By Vic Hargrave
Not so long ago Facebook made much of your personal information public (by default) and required that you navigate through a confusing maze of privacy settings in order to limit what you share with people outside your circle of friends.
When enough users complained about this state of affairs, Facebook responded by updating their user interface to make it easier to see and change your privacy settings. Well, sort of.
At the top level Facebook provides a single panel that enables you to limit the exposure of your personal information to Everyone, Friends of Friends or Friends Only. But the road to securing your Facebook privacy contains other potholes that you should be aware of.
If you want to keep a low profile on Facebook you can adjust your settings in this section. Click on the “View Settings” link and you will get a panel like the one shown here which contains the settings I like to use.
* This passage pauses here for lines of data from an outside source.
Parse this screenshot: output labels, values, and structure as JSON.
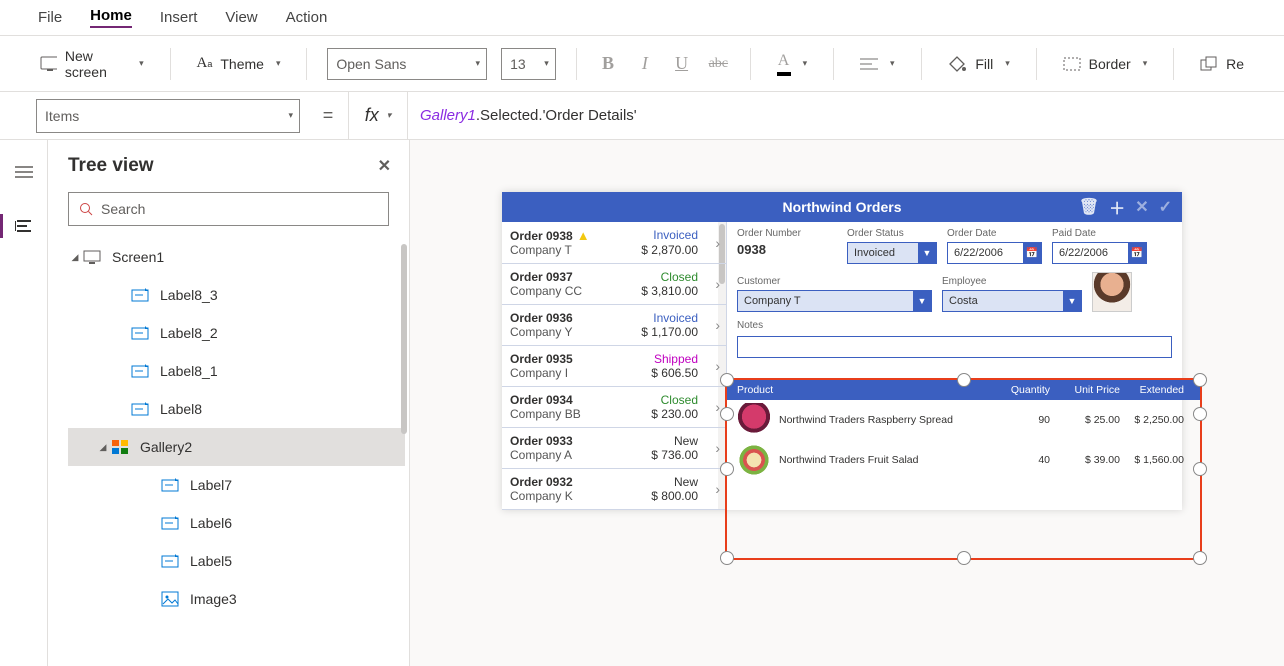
{
  "menu": {
    "file": "File",
    "home": "Home",
    "insert": "Insert",
    "view": "View",
    "action": "Action"
  },
  "ribbon": {
    "newscreen": "New screen",
    "theme": "Theme",
    "font": "Open Sans",
    "size": "13",
    "fill": "Fill",
    "border": "Border",
    "reorder": "Re"
  },
  "formula": {
    "property": "Items",
    "fx": "fx",
    "expr_obj": "Gallery1",
    "expr_rest": ".Selected.'Order Details'"
  },
  "tree": {
    "title": "Tree view",
    "search_ph": "Search",
    "items": [
      {
        "lvl": 1,
        "name": "Screen1",
        "icon": "screen",
        "caret": true
      },
      {
        "lvl": 2,
        "name": "Label8_3",
        "icon": "label"
      },
      {
        "lvl": 2,
        "name": "Label8_2",
        "icon": "label"
      },
      {
        "lvl": 2,
        "name": "Label8_1",
        "icon": "label"
      },
      {
        "lvl": 2,
        "name": "Label8",
        "icon": "label"
      },
      {
        "lvl": 2,
        "name": "Gallery2",
        "icon": "gallery",
        "caret": true,
        "sel": true
      },
      {
        "lvl": 3,
        "name": "Label7",
        "icon": "label"
      },
      {
        "lvl": 3,
        "name": "Label6",
        "icon": "label"
      },
      {
        "lvl": 3,
        "name": "Label5",
        "icon": "label"
      },
      {
        "lvl": 3,
        "name": "Image3",
        "icon": "image"
      }
    ]
  },
  "app": {
    "title": "Northwind Orders",
    "orders": [
      {
        "title": "Order 0938",
        "company": "Company T",
        "status": "Invoiced",
        "statcls": "st-inv",
        "amount": "$ 2,870.00",
        "warn": true
      },
      {
        "title": "Order 0937",
        "company": "Company CC",
        "status": "Closed",
        "statcls": "st-cls",
        "amount": "$ 3,810.00"
      },
      {
        "title": "Order 0936",
        "company": "Company Y",
        "status": "Invoiced",
        "statcls": "st-inv",
        "amount": "$ 1,170.00"
      },
      {
        "title": "Order 0935",
        "company": "Company I",
        "status": "Shipped",
        "statcls": "st-shp",
        "amount": "$ 606.50"
      },
      {
        "title": "Order 0934",
        "company": "Company BB",
        "status": "Closed",
        "statcls": "st-cls",
        "amount": "$ 230.00"
      },
      {
        "title": "Order 0933",
        "company": "Company A",
        "status": "New",
        "statcls": "st-new",
        "amount": "$ 736.00"
      },
      {
        "title": "Order 0932",
        "company": "Company K",
        "status": "New",
        "statcls": "st-new",
        "amount": "$ 800.00"
      }
    ],
    "detail": {
      "labels": {
        "onum": "Order Number",
        "ostat": "Order Status",
        "odate": "Order Date",
        "pdate": "Paid Date",
        "cust": "Customer",
        "emp": "Employee",
        "notes": "Notes"
      },
      "onum": "0938",
      "ostat": "Invoiced",
      "odate": "6/22/2006",
      "pdate": "6/22/2006",
      "cust": "Company T",
      "emp": "Costa"
    },
    "gallery": {
      "headers": {
        "product": "Product",
        "qty": "Quantity",
        "uprice": "Unit Price",
        "ext": "Extended"
      },
      "rows": [
        {
          "name": "Northwind Traders Raspberry Spread",
          "qty": "90",
          "uprice": "$ 25.00",
          "ext": "$ 2,250.00",
          "thumb": "a"
        },
        {
          "name": "Northwind Traders Fruit Salad",
          "qty": "40",
          "uprice": "$ 39.00",
          "ext": "$ 1,560.00",
          "thumb": "b"
        }
      ]
    }
  }
}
This panel controls who can find you in a Facebook search; how they can contact you; and what information is revealed about you once you are found. By clicking on the “Preview My Profile” button you can see what the search results for you would be like. In my case, I’m OK with people whom I don’t know finding me on Facebook and even sending me friend requests. I just don’t want them to know much about me when my profile comes up in their searches. This strikes a reasonable balance between maintaining a low profile and expanding my social network. If you really want to play it safe you can set all of the controls to Friends Only.
Applications Are Your Friends?
It’s easy to forget that Facebook applications are like other friends with whom you have connected. When you use an application, you agree to let them access all your personal data by default.
To see a list of all the applications that have access to your account, click on the “‘Edit your settings” under “Apps and Websites.” You may be surprised how many third parties out there have access to your information. Before you do anything else, I suggest you simply delete the applications you know longer use.
For the remaining apps in your list, you can click on each to get a panel (like the following) to restrict what they can do with your Facebook account.
Access to basic information is usually required, but you can prevent apps from posting information directly to your wall and accessing other data, which is probably a good idea.
What You “Like” Can Get You Noticed
I think it’s safe to say that we Internet surfers like to express our opinions. With the prevalence of Facebook “Like” buttons we are able to do that on most websites with a click of the mouse. Expressing your likes in this manner is anything but private and may leave a trail of your browsing activities that you don’t necessarily want.
Recently, I was doing a little research on Facebook malware when I came across the article shown below
I found this article interesting so I decided to let the author know by clicking on the “Like” button. As you can see the button script not only displayed my name but also posted my Facebook photo for all to see. Since the topic was harmless and I knew this would happen anyway, I was fine with it. But what if I decided to “‘Like” an issue that my boss, colleagues, or friends found objectionable? Although I have a right to my opinions, by exposing them like this I may put myself in an awkward position that might threaten my career or friendships.
Use care and discretion when you click on any Facebook “Like” button. Remember that expressing opinions like this is not anonymous. Don’t share any “Like” with the world that you aren’t comfortable expressing to people face-to-face in open discussion.